Embark logo

Reyme

Airedale Terrier

  • Photo of Reyme, an Airedale Terrier  in Ohio, USA Photo of Reyme, an Airedale Terrier  in Ohio, USA
    Reyme in November 2017

“"Ready to Appeal", call name, "Reyme" was born in May 2011. Retired by her breeder. Bred via German and American lines for performance and show quality, and to be perfect pets!!”

Place of Birth
Ohio, USA
Current Location
Arizona, USA
From
Ohio, USA

This dog has been viewed 240 times and been given 0 wags

Genetic Breed Result

Learn how it’s done

Airedale Terrier

100.0% Airedale Terrier
Airedale Terrier Airedale Terrier
The Airedale Terrier earned its nickname of the “king of terriers” by being the largest terrier breed. This breed’s dignified beard and mustache give it a regal expression. For the right owner, the Airedale Terrier makes a versatile, intelligent, and determined companion or working dog. They are an active breed and will shine in canine sports, work, or as a jogging partner.
Learn More
Start a conversation! Message this dog’s humans.

Genetic Stats


Wolfiness

0.3 % LOW Learn More

Predicted Adult Weight
Genetic Age
70 human years Learn More
Based on the date of birth provided

Would you like more information? Have you found a lost dog wearing an Embark dog tag? You can contact us at:

Explore by tapping the parents and grandparents.

Our algorithms predict this is the most likely family tree to explain Reyme’s breed mix, but this family tree may not be the only possible one.

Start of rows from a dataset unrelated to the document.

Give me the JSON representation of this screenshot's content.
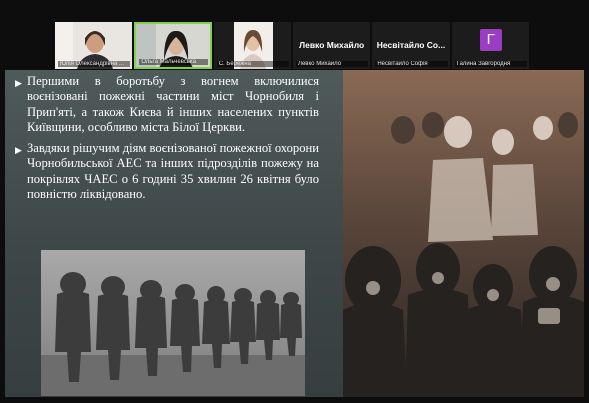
{
  "participants": [
    {
      "name": "Юлія Олександрівна ...",
      "type": "video"
    },
    {
      "name": "Ольга Мальчевська",
      "type": "video",
      "active": true
    },
    {
      "name": "С. Бережна",
      "type": "video"
    },
    {
      "name": "Левко Михайло",
      "display": "Левко Михайло",
      "type": "name"
    },
    {
      "name": "Несвітайло Софія",
      "display": "Несвітайло Со...",
      "type": "name"
    },
    {
      "name": "Галина Завгородня",
      "initial": "Г",
      "type": "avatar"
    }
  ],
  "slide": {
    "bullets": [
      "Першими в боротьбу з вогнем включилися воєнізовані пожежні частини міст Чорнобиля і Прип'яті, а також Києва й інших населених пунктів Київщини, особливо міста Білої Церкви.",
      "Завдяки рішучим діям воєнізованої пожежної охорони Чорнобильської АЕС та інших підрозділів пожежу на покрівлях ЧАЕС о 6 годині 35 хвилин 26 квітня було повністю ліквідовано."
    ]
  },
  "colors": {
    "active_border": "#7fd24a",
    "avatar_bg": "#9b3cc4",
    "slide_bg": "#4a5455"
  }
}
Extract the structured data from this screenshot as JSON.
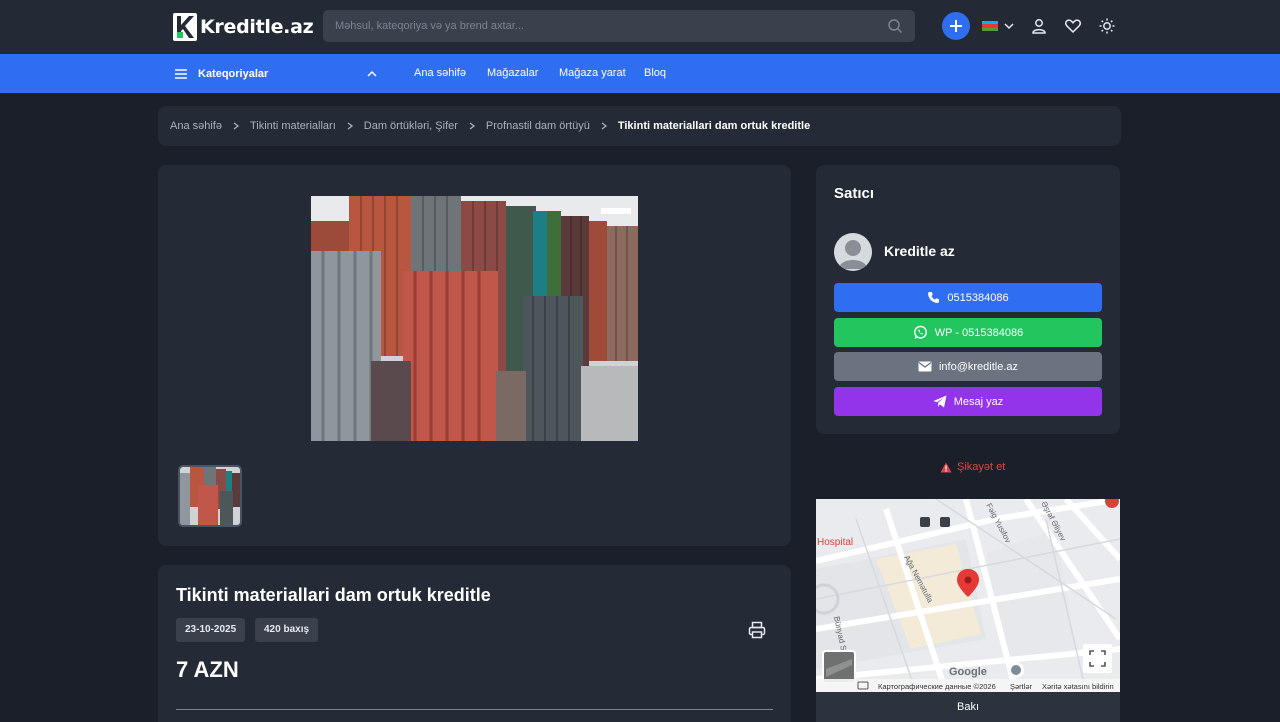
{
  "header": {
    "logo_text": "Kreditle.az",
    "search_placeholder": "Məhsul, kateqoriya və ya brend axtar..."
  },
  "nav": {
    "categories_label": "Kateqoriyalar",
    "links": [
      "Ana səhifə",
      "Mağazalar",
      "Mağaza yarat",
      "Bloq"
    ]
  },
  "breadcrumb": [
    "Ana səhifə",
    "Tikinti materialları",
    "Dam örtükləri, Şifer",
    "Profnastil dam örtüyü",
    "Tikinti materiallari dam ortuk kreditle"
  ],
  "product": {
    "title": "Tikinti materiallari dam ortuk kreditle",
    "date": "23-10-2025",
    "views": "420 baxış",
    "price": "7 AZN"
  },
  "seller": {
    "heading": "Satıcı",
    "name": "Kreditle az",
    "phone_label": "0515384086",
    "whatsapp_label": "WP - 0515384086",
    "email_label": "info@kreditle.az",
    "message_label": "Mesaj yaz"
  },
  "complaint_label": "Şikayət et",
  "map": {
    "hospital": "Hospital",
    "street_1": "Ağa Nemətulla",
    "street_2": "Fəig Yusifov",
    "street_3": "Əşrəf Əliyev",
    "street_4": "Bünyad Sərdarov",
    "google": "Google",
    "map_data": "Картографические данные ©2026",
    "terms": "Şərtlər",
    "report": "Xəritə xətasını bildirin",
    "city": "Bakı"
  },
  "colors": {
    "accent": "#2f6ef0",
    "whatsapp": "#22c55e",
    "email": "#6b7280",
    "message": "#9333ea",
    "danger": "#e04545"
  }
}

Through Reyme’s mitochondrial DNA we can trace her mother’s ancestry back to where dogs and people first became friends. This map helps you visualize the routes that her ancestors took to your home. Their story is described below the map.

Haplogroup

B1

Haplotype

B1c

Map

B1

Reyme’s Haplogroup

B1 is the second most common maternal lineage in breeds of European or American origin. It is the female line of the majority of Golden Retrievers, Basset Hounds, and Shih Tzus, and about half of Beagles, Pekingese and Toy Poodles. This lineage is also somewhat common among village dogs that carry distinct ancestry from these breeds. We know this is a result of B1 dogs being common amongst the European dogs that their conquering owners brought around the world, because nowhere on earth is it a very common lineage in village dogs. It even enables us to trace the path of (human) colonization: Because most Bichons are B1 and Bichons are popular in Spanish culture, B1 is now fairly common among village dogs in Latin America.

B1c

Reyme’s Haplotype

Part of the large B1 haplogroup, we have detected this haplotype in Mexico and Lebanon village dogs. Among the 12 breeds that we have spotted this haplotype in, it occurs most frequently in Border Collies, Australian Shepherd Dogs, and West Highland white Terriers.

Some other Embark dogs with this haplotype:

The B1 haplogroup can be found in village dogs like the Peruvian Village Dog, pictured above.

The Paternal Haplotype reveals a dog’s deep ancestral lineage, stretching back thousands of years to the original domestication of dogs.

Are you looking for information on the breeds that Reyme inherited from her mom and dad? Check out her breed breakdown and family tree.

Paternal Haplotype is determined by looking at a dog’s Y-chromosome—but not all dogs have Y-chromosomes!

Why can’t we show Paternal Haplotype results for female dogs?

All dogs have two sex chromosomes. Female dogs have two X-chromosomes (XX) and male dogs have one X-chromosome and one Y-chromosome (XY). When having offspring, female (XX) dogs always pass an X-chromosome to their puppy. Male (XY) dogs can pass either an X or a Y-chromosome—if the puppy receives an X-chromosome from its father then it will be a female (XX) puppy and if it receives a Y-chromosome then it will be a male (XY) puppy. As you can see, Y-chromosomes are passed down from a male dog only to its male offspring.

Since Reyme is a female (XX) dog, she has no Y-chromosome for us to analyze and determine a paternal haplotype.